━━━ Source material ━━━

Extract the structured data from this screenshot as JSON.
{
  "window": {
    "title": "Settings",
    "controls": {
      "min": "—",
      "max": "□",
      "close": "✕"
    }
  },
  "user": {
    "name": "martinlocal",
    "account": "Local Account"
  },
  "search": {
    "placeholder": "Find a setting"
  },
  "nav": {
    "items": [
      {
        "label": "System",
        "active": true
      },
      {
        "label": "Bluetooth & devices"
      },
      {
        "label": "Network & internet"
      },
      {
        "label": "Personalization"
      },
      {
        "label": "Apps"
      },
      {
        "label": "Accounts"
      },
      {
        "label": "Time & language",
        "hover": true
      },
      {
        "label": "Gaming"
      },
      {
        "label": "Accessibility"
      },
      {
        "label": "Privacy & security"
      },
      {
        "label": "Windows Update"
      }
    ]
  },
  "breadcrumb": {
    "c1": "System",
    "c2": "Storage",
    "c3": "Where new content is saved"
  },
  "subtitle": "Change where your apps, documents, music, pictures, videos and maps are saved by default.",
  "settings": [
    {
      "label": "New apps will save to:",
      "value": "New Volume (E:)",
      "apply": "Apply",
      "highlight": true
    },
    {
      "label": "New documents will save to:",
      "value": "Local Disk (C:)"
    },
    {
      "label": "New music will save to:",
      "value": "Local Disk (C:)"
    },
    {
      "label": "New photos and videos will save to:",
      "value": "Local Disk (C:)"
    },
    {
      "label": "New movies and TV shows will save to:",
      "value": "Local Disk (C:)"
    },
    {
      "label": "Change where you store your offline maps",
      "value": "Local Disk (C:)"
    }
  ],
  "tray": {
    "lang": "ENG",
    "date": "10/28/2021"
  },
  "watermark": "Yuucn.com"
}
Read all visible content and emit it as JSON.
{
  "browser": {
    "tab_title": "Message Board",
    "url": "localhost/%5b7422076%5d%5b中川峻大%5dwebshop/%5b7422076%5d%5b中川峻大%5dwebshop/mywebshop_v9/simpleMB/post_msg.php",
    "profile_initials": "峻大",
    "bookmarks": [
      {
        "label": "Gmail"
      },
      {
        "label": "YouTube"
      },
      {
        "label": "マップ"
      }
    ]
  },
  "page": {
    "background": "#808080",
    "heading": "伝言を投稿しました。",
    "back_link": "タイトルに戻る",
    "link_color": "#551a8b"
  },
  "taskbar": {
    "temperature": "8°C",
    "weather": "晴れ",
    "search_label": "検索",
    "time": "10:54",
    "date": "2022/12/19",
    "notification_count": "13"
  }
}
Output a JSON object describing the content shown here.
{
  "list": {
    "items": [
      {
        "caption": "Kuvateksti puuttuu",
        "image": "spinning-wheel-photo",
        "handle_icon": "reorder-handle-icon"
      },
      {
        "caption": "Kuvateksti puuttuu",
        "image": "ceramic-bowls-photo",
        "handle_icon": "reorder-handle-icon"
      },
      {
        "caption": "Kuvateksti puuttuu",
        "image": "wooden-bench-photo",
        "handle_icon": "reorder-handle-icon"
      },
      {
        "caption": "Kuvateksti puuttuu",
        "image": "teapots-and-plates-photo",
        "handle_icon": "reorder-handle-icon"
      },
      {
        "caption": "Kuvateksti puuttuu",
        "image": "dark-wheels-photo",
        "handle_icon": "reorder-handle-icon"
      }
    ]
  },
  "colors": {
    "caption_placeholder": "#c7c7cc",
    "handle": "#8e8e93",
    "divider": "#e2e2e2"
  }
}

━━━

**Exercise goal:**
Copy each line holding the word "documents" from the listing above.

**Result of this task:**
  "subtitle": "Change where your apps, documents, music, pictures, videos and maps are saved by default.",
      "label": "New documents will save to:",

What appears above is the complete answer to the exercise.